#### Record set ####

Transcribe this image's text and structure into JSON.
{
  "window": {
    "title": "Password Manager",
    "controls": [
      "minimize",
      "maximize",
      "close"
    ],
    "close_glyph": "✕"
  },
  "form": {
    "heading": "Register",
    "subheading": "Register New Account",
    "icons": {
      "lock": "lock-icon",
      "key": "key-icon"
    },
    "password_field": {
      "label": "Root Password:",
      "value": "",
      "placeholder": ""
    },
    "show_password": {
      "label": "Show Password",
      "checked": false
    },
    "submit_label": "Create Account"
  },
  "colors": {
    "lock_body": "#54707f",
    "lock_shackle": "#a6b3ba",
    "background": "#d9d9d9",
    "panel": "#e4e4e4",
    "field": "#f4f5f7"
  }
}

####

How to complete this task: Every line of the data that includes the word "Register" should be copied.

Response:
    "heading": "Register",
    "subheading": "Register New Account",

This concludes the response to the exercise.